Remember the rule of 72:  a 10% annual grower doubles cash generation every seven years.  A 15% grower does this in less than five.  In a firm like I’m describing, dividends have a chance to grow faster than that.  In the latter case–admittedly not an everyday find–dividend payments ten years from now would be 4x+ the current level, meaning a 10% dividend yield on an unchanged stock price.

state of New Jersey–the latest strange SEC decision

New Jersey is an odd state.  On the one hand, this small but densely populated region contains a famous research university, Princeton.  It generates much of the pharmaceutical research done in the US.  It contains bedroom communities for New York City and Philadelphia, as well as miles and miles of rolling beaches, and the hills, lakes and horse farms in the western part of the state.

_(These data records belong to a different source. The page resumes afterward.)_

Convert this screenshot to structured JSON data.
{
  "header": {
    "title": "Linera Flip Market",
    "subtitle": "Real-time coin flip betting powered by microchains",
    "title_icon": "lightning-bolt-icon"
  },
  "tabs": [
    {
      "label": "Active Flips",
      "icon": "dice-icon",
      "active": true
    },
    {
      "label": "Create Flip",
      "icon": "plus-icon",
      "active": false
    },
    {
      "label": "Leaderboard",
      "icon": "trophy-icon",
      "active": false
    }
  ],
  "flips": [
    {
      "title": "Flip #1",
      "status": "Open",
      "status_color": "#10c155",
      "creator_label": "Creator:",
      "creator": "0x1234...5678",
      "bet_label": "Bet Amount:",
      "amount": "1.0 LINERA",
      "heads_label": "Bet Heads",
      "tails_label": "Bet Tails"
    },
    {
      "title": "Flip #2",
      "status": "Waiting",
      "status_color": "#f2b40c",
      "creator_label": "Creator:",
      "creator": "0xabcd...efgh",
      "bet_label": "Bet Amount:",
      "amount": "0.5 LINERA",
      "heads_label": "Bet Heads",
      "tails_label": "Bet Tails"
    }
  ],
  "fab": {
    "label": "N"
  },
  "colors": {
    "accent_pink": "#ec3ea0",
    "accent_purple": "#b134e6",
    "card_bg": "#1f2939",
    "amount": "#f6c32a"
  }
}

On the other hand, its reputation in the minds of many Americans is determined by the HBO series The Sopranos, about an organized crime family operating in NJ; the reality show Jersey Shore, whose “stars” are, ironically, New Yorkers; and a short–but heavily used–stretch of the New Jersey Turnpike that seemingly threads its way through every oil refinery, chemical plant and natural gas storage area in the Northeast. Local politicians have also done their bit to define the state’s character, as they have sued for the right to remain in office, or to run for reelection, while in their jail cells.

New Jersey has been in the financial news recently for another signal achievement–it’s the first state ever cited by the SEC for securities fraud (San Diego, CA has the dubious distinction of being the first government entity to be the subject of an SEC securities fraud action).  The charges, which New Jersey settled in an administrative proceeding this week, are basically that while Jim McGreevey and Jon Corzine were governors, the state continually deceived potential investors in its municipal bonds.  In bond offering documents and in other official state records, New Jersey either misstated or failed to disclose the increasing underfunding of state workers’ pension plans–caused in part by the fact that the state was “balancing” the budget by no longer making contributions to them.

You might think that this is the strange part.  It isn’t.  The really strange part is that in the cease-and-desist order linked in the paragraph above, no individuals are cited for this misconduct–not the governors who knew what was going on, nor the state treasurers who prepared the fraudulent financials, nor the investment bankers whose due diligence was non-existent.  In this regard, Mr. Corzine’s name in particular jumps out to me, not necessarily because his actions were any worse than the others’ but because his long career at Goldman Sachs, including serving as its CEO, make it very difficult to believe he wasn’t completely aware of the relevant securities laws and of the gravity of what New Jersey was doing.

The rationale for the SEC’s inaction–cooperation from New Jersey, which has promised to mend its ways.

The fact that this is not a court proceeding means there’s no judge to evaluate the SEC’s decision.  But it seems to me that this enforcement action–particularly in an apparently simple and straightforward case–reinforces critics (including judges, in court cases) who say that the SEC is a relatively toothless regulator, more interested in fast settlements than in adequate ones.